It has been very exciting to visit Belfast at the invtiation by Queen’s University and discuss with local professionals and students about methods of community engagement in heritage reuse.
Heritage is key in Belfast: having overcome the tragic times of the Troubles through a long peace process, Belfast is now a city that mournes the memory of its victims on both sides but also looks ahead with new urban developments, like the Titanic neighbourhood. Furthermore, the recently appointed First Minister of Northern Ireland, Michelle O’Neill, from Sinn Fein and the new cabinet give hope in going beyond Brexit, towards a future of possibilities in Ireland.
Our colleague Daniela Patti shared Eutropian’s experience developed within the Horizon2020 project Open Heritage, looking into community-led governance and financial models for adaptive reuse.
She also joined a very insightful debate with local professionals on deliberative democracy methodologies for urban development. As we will be soon launching our deliberative democracy toolkit as part of the EUARENAS project, we hope to soon develop together a new workshop in Belfast!
Let’s not forget that it is often the most fragile people who struggle the most in having their voices heard.

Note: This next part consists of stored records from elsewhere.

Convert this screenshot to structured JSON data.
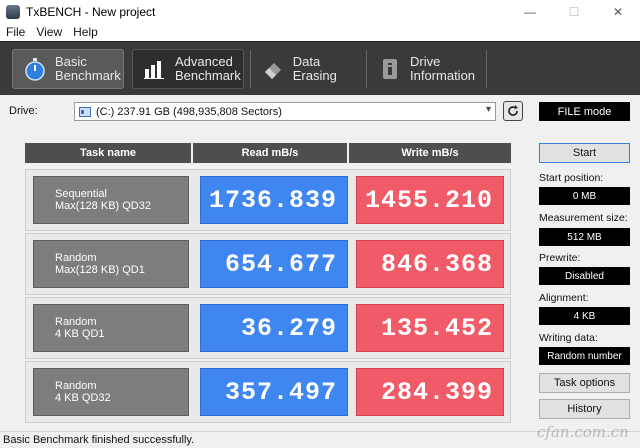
{
  "window": {
    "title": "TxBENCH - New project",
    "minimize_glyph": "—",
    "maximize_glyph": "☐",
    "close_glyph": "✕"
  },
  "menu": [
    "File",
    "View",
    "Help"
  ],
  "tabs": [
    {
      "line1": "Basic",
      "line2": "Benchmark",
      "icon": "stopwatch-icon"
    },
    {
      "line1": "Advanced",
      "line2": "Benchmark",
      "icon": "bar-chart-icon"
    },
    {
      "line1": "Data Erasing",
      "line2": "",
      "icon": "eraser-icon"
    },
    {
      "line1": "Drive",
      "line2": "Information",
      "icon": "drive-info-icon"
    }
  ],
  "drive": {
    "label": "Drive:",
    "value": "(C:)  237.91 GB (498,935,808 Sectors)",
    "mode": "FILE mode"
  },
  "table": {
    "headers": [
      "Task name",
      "Read mB/s",
      "Write mB/s"
    ],
    "rows": [
      {
        "line1": "Sequential",
        "line2": "Max(128 KB) QD32",
        "read": "1736.839",
        "write": "1455.210"
      },
      {
        "line1": "Random",
        "line2": "Max(128 KB) QD1",
        "read": "654.677",
        "write": "846.368"
      },
      {
        "line1": "Random",
        "line2": "4 KB QD1",
        "read": "36.279",
        "write": "135.452"
      },
      {
        "line1": "Random",
        "line2": "4 KB QD32",
        "read": "357.497",
        "write": "284.399"
      }
    ]
  },
  "panel": {
    "start": "Start",
    "start_position_label": "Start position:",
    "start_position": "0 MB",
    "measurement_size_label": "Measurement size:",
    "measurement_size": "512 MB",
    "prewrite_label": "Prewrite:",
    "prewrite": "Disabled",
    "alignment_label": "Alignment:",
    "alignment": "4 KB",
    "writing_data_label": "Writing data:",
    "writing_data": "Random number",
    "task_options": "Task options",
    "history": "History"
  },
  "status": "Basic Benchmark finished successfully.",
  "watermark": "cfan.com.cn",
  "colors": {
    "read": "#3f86f0",
    "write": "#f05b67",
    "toolbar": "#3a3a3a"
  }
}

Deliberative processes can be the opportunity to strengthen our democracies.
Also fascinating to have a site visit in Ramelton in Republic of Ireland, fostering cross border knwowledge exchange as promoted by the Communities Department of Northern Ireland.
Finally, a big thank you to our host Neil Galway from the School of the Natural and Built Environment at Queen’s University in Belfast who has created such interesting and informal moments to share learnings and experiences.
Photos by Daniela Patti, Eunan Quinn, Neil Galway, Yuan Long.